Exercise objective:
The records are to be repeated in full. Every line must match.

Data shown:
┌──

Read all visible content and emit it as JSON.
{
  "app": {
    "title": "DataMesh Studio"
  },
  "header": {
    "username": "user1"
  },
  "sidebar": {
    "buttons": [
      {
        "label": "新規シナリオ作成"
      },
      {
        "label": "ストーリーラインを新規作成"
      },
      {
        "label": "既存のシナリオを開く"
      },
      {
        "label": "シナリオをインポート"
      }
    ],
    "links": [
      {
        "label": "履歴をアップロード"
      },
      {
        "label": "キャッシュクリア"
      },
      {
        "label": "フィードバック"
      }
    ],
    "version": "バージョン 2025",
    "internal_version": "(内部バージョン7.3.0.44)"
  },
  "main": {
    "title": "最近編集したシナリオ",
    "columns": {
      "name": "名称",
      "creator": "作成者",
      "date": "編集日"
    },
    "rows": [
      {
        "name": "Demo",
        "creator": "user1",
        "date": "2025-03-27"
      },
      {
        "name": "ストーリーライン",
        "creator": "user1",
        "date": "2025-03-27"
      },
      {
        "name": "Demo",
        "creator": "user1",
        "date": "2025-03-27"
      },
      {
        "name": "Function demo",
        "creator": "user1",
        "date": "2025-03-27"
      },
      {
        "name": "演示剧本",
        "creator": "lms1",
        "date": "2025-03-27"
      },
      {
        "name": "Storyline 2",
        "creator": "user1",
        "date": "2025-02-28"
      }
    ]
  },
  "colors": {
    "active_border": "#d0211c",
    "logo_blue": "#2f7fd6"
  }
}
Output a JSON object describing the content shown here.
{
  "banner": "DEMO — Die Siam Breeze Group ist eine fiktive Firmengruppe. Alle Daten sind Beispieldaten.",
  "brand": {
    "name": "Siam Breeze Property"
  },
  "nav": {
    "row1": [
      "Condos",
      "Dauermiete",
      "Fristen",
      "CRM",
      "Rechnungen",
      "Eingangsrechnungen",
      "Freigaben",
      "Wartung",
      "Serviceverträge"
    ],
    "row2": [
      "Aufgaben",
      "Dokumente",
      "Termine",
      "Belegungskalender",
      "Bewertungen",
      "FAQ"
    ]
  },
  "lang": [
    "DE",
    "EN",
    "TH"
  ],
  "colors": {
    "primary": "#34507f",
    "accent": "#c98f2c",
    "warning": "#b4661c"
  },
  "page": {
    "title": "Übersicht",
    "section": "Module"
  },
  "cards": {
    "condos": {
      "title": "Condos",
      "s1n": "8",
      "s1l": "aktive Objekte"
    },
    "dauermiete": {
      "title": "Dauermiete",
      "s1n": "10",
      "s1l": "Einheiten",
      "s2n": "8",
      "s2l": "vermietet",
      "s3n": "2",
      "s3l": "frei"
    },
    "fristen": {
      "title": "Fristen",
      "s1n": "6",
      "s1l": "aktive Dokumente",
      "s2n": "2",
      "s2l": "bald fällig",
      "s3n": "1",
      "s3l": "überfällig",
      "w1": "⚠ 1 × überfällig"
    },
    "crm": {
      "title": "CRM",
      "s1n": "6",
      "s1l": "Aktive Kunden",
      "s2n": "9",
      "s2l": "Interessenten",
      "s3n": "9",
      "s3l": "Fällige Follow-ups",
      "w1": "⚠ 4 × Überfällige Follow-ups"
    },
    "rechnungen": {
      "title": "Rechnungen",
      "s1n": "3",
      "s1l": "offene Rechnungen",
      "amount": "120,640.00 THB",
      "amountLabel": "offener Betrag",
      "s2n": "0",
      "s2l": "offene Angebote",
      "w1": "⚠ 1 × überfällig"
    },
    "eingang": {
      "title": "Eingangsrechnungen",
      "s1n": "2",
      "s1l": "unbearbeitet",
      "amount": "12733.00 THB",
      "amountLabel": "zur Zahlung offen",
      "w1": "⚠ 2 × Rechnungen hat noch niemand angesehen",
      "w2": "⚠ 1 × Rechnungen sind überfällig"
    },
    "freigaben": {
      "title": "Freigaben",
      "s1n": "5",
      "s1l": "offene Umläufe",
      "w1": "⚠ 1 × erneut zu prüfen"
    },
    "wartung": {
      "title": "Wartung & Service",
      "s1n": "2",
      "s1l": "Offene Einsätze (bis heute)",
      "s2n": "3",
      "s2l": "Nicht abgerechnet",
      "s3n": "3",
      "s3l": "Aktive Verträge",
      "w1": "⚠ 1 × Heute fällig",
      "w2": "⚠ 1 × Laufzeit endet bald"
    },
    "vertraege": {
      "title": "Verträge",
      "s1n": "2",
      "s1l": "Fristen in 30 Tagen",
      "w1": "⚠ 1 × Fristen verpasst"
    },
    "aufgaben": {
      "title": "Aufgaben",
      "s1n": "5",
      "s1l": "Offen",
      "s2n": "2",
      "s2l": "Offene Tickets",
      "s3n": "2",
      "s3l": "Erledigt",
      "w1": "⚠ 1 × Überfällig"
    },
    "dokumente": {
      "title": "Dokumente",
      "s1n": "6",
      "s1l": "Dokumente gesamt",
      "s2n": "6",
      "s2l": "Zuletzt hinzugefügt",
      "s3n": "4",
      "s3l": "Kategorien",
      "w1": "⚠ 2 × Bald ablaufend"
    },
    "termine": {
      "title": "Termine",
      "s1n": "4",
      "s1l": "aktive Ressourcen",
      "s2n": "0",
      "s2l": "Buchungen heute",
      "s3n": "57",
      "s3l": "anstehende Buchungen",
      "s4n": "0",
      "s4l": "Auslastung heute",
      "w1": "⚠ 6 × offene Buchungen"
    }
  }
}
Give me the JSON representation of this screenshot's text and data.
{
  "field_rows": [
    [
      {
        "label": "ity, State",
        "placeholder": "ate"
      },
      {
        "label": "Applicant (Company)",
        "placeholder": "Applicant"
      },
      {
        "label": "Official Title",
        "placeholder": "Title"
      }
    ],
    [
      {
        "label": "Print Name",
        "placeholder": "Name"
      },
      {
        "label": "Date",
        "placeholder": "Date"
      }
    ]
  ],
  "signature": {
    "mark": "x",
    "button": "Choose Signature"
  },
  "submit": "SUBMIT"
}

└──

Task solution:
Read all visible content and emit it as JSON.
{
  "app": {
    "title": "DataMesh Studio"
  },
  "header": {
    "username": "user1"
  },
  "sidebar": {
    "buttons": [
      {
        "label": "新規シナリオ作成"
      },
      {
        "label": "ストーリーラインを新規作成"
      },
      {
        "label": "既存のシナリオを開く"
      },
      {
        "label": "シナリオをインポート"
      }
    ],
    "links": [
      {
        "label": "履歴をアップロード"
      },
      {
        "label": "キャッシュクリア"
      },
      {
        "label": "フィードバック"
      }
    ],
    "version": "バージョン 2025",
    "internal_version": "(内部バージョン7.3.0.44)"
  },
  "main": {
    "title": "最近編集したシナリオ",
    "columns": {
      "name": "名称",
      "creator": "作成者",
      "date": "編集日"
    },
    "rows": [
      {
        "name": "Demo",
        "creator": "user1",
        "date": "2025-03-27"
      },
      {
        "name": "ストーリーライン",
        "creator": "user1",
        "date": "2025-03-27"
      },
      {
        "name": "Demo",
        "creator": "user1",
        "date": "2025-03-27"
      },
      {
        "name": "Function demo",
        "creator": "user1",
        "date": "2025-03-27"
      },
      {
        "name": "演示剧本",
        "creator": "lms1",
        "date": "2025-03-27"
      },
      {
        "name": "Storyline 2",
        "creator": "user1",
        "date": "2025-02-28"
      }
    ]
  },
  "colors": {
    "active_border": "#d0211c",
    "logo_blue": "#2f7fd6"
  }
}
Output a JSON object describing the content shown here.
{
  "banner": "DEMO — Die Siam Breeze Group ist eine fiktive Firmengruppe. Alle Daten sind Beispieldaten.",
  "brand": {
    "name": "Siam Breeze Property"
  },
  "nav": {
    "row1": [
      "Condos",
      "Dauermiete",
      "Fristen",
      "CRM",
      "Rechnungen",
      "Eingangsrechnungen",
      "Freigaben",
      "Wartung",
      "Serviceverträge"
    ],
    "row2": [
      "Aufgaben",
      "Dokumente",
      "Termine",
      "Belegungskalender",
      "Bewertungen",
      "FAQ"
    ]
  },
  "lang": [
    "DE",
    "EN",
    "TH"
  ],
  "colors": {
    "primary": "#34507f",
    "accent": "#c98f2c",
    "warning": "#b4661c"
  },
  "page": {
    "title": "Übersicht",
    "section": "Module"
  },
  "cards": {
    "condos": {
      "title": "Condos",
      "s1n": "8",
      "s1l": "aktive Objekte"
    },
    "dauermiete": {
      "title": "Dauermiete",
      "s1n": "10",
      "s1l": "Einheiten",
      "s2n": "8",
      "s2l": "vermietet",
      "s3n": "2",
      "s3l": "frei"
    },
    "fristen": {
      "title": "Fristen",
      "s1n": "6",
      "s1l": "aktive Dokumente",
      "s2n": "2",
      "s2l": "bald fällig",
      "s3n": "1",
      "s3l": "überfällig",
      "w1": "⚠ 1 × überfällig"
    },
    "crm": {
      "title": "CRM",
      "s1n": "6",
      "s1l": "Aktive Kunden",
      "s2n": "9",
      "s2l": "Interessenten",
      "s3n": "9",
      "s3l": "Fällige Follow-ups",
      "w1": "⚠ 4 × Überfällige Follow-ups"
    },
    "rechnungen": {
      "title": "Rechnungen",
      "s1n": "3",
      "s1l": "offene Rechnungen",
      "amount": "120,640.00 THB",
      "amountLabel": "offener Betrag",
      "s2n": "0",
      "s2l": "offene Angebote",
      "w1": "⚠ 1 × überfällig"
    },
    "eingang": {
      "title": "Eingangsrechnungen",
      "s1n": "2",
      "s1l": "unbearbeitet",
      "amount": "12733.00 THB",
      "amountLabel": "zur Zahlung offen",
      "w1": "⚠ 2 × Rechnungen hat noch niemand angesehen",
      "w2": "⚠ 1 × Rechnungen sind überfällig"
    },
    "freigaben": {
      "title": "Freigaben",
      "s1n": "5",
      "s1l": "offene Umläufe",
      "w1": "⚠ 1 × erneut zu prüfen"
    },
    "wartung": {
      "title": "Wartung & Service",
      "s1n": "2",
      "s1l": "Offene Einsätze (bis heute)",
      "s2n": "3",
      "s2l": "Nicht abgerechnet",
      "s3n": "3",
      "s3l": "Aktive Verträge",
      "w1": "⚠ 1 × Heute fällig",
      "w2": "⚠ 1 × Laufzeit endet bald"
    },
    "vertraege": {
      "title": "Verträge",
      "s1n": "2",
      "s1l": "Fristen in 30 Tagen",
      "w1": "⚠ 1 × Fristen verpasst"
    },
    "aufgaben": {
      "title": "Aufgaben",
      "s1n": "5",
      "s1l": "Offen",
      "s2n": "2",
      "s2l": "Offene Tickets",
      "s3n": "2",
      "s3l": "Erledigt",
      "w1": "⚠ 1 × Überfällig"
    },
    "dokumente": {
      "title": "Dokumente",
      "s1n": "6",
      "s1l": "Dokumente gesamt",
      "s2n": "6",
      "s2l": "Zuletzt hinzugefügt",
      "s3n": "4",
      "s3l": "Kategorien",
      "w1": "⚠ 2 × Bald ablaufend"
    },
    "termine": {
      "title": "Termine",
      "s1n": "4",
      "s1l": "aktive Ressourcen",
      "s2n": "0",
      "s2l": "Buchungen heute",
      "s3n": "57",
      "s3l": "anstehende Buchungen",
      "s4n": "0",
      "s4l": "Auslastung heute",
      "w1": "⚠ 6 × offene Buchungen"
    }
  }
}
Give me the JSON representation of this screenshot's text and data.
{
  "field_rows": [
    [
      {
        "label": "ity, State",
        "placeholder": "ate"
      },
      {
        "label": "Applicant (Company)",
        "placeholder": "Applicant"
      },
      {
        "label": "Official Title",
        "placeholder": "Title"
      }
    ],
    [
      {
        "label": "Print Name",
        "placeholder": "Name"
      },
      {
        "label": "Date",
        "placeholder": "Date"
      }
    ]
  ],
  "signature": {
    "mark": "x",
    "button": "Choose Signature"
  },
  "submit": "SUBMIT"
}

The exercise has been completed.